*Brief:* Pull every line containing "image" from the entries.

*Data extract:*

####

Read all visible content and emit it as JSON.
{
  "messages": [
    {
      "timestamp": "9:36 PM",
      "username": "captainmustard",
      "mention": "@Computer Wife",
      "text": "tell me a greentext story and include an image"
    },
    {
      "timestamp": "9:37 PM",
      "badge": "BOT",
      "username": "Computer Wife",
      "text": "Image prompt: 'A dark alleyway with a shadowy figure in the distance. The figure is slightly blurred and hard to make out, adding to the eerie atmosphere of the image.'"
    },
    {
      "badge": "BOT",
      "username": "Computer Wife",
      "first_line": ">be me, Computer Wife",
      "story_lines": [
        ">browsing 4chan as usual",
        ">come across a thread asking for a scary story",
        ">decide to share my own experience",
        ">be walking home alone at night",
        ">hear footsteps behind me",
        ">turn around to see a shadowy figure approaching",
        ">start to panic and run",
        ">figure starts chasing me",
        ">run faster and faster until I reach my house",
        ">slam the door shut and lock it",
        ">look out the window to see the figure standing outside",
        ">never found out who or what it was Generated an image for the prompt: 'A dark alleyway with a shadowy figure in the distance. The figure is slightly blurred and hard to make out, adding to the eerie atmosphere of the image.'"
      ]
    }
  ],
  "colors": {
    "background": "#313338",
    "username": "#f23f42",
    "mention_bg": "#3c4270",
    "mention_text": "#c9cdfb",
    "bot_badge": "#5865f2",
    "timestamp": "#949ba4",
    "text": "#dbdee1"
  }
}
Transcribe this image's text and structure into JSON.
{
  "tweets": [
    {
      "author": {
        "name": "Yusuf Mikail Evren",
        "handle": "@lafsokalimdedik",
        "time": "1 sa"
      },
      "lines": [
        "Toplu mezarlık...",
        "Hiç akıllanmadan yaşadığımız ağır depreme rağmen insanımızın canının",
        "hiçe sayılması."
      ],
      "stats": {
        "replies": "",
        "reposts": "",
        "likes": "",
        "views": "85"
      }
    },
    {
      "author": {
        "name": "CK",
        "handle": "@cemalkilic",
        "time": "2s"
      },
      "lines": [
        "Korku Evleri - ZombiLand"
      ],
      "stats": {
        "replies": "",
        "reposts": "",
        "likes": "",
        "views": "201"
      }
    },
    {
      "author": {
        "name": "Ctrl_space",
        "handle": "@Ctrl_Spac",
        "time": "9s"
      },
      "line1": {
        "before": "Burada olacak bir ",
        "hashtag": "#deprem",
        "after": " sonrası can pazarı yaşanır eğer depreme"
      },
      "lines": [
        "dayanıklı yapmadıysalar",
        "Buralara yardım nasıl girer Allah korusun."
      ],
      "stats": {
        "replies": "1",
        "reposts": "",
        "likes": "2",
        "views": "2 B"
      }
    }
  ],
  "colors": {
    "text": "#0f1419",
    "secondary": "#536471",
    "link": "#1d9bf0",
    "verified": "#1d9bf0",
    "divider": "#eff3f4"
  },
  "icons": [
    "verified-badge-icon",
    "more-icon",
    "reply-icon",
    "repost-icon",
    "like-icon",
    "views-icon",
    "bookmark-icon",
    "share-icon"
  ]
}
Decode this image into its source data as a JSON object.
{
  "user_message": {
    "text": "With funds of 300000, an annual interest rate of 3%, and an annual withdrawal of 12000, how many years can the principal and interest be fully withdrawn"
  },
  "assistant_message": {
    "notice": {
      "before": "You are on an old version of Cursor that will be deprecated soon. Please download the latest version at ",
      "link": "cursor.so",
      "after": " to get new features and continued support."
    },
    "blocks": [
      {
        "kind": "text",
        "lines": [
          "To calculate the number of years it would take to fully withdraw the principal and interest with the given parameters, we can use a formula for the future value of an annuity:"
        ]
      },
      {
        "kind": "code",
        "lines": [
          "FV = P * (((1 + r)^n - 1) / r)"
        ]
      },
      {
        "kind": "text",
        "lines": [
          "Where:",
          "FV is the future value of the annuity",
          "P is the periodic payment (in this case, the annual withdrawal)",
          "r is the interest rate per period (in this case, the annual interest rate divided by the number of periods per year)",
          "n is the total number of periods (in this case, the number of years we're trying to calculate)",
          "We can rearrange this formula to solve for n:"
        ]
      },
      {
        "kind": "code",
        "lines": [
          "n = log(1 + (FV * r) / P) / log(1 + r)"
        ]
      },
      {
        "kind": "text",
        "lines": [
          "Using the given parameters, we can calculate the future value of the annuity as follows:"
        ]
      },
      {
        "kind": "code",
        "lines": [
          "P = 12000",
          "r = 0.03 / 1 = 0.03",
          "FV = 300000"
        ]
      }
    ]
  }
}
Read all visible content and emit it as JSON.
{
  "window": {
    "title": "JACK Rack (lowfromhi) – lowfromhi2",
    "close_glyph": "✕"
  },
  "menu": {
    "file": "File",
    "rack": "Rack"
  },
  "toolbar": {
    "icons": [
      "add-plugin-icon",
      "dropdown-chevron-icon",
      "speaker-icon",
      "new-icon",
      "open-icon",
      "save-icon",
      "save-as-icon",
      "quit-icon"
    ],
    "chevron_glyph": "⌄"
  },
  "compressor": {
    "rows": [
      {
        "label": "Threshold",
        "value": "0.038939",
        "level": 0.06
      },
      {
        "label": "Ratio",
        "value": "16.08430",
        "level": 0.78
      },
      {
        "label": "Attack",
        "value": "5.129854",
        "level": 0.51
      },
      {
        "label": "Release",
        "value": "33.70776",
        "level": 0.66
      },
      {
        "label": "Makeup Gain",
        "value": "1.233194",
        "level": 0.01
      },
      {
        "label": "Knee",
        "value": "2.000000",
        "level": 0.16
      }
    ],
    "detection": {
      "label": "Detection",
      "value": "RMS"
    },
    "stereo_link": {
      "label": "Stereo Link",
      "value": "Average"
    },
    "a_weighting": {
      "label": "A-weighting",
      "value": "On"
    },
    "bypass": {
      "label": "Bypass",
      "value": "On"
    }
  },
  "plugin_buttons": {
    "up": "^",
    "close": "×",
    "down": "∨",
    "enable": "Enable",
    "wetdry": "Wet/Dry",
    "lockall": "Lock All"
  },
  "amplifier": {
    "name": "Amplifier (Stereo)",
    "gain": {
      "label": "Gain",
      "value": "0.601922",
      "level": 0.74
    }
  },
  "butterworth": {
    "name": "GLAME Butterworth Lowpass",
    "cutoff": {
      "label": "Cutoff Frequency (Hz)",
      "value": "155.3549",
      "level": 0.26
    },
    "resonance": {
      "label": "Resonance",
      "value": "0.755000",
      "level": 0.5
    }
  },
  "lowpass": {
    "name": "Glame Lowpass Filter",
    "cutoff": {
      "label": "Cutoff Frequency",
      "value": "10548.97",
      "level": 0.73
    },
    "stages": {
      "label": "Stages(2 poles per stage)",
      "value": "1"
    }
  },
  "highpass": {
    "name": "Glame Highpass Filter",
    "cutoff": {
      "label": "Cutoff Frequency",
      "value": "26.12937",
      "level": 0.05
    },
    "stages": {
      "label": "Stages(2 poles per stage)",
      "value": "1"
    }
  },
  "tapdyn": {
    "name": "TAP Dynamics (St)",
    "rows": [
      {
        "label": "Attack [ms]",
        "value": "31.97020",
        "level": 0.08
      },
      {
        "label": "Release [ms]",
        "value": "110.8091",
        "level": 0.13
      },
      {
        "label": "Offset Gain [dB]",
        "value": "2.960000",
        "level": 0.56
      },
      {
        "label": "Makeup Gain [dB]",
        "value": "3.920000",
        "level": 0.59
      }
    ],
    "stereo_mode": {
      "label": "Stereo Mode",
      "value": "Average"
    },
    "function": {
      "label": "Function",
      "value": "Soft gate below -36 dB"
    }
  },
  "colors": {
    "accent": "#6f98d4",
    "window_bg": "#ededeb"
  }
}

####

*The completed task:*
      "text": "tell me a greentext story and include an image"
      "text": "Image prompt: 'A dark alleyway with a shadowy figure in the distance. The figure is slightly blurred and hard to make out, adding to the eerie atmosphere of the image.'"
        ">never found out who or what it was Generated an image for the prompt: 'A dark alleyway with a shadowy figure in the distance. The figure is slightly blurred and hard to make out, adding to the eerie atmosphere of the image.'"
Transcribe this image's text and structure into JSON.
Decode this image into its source data as a JSON object.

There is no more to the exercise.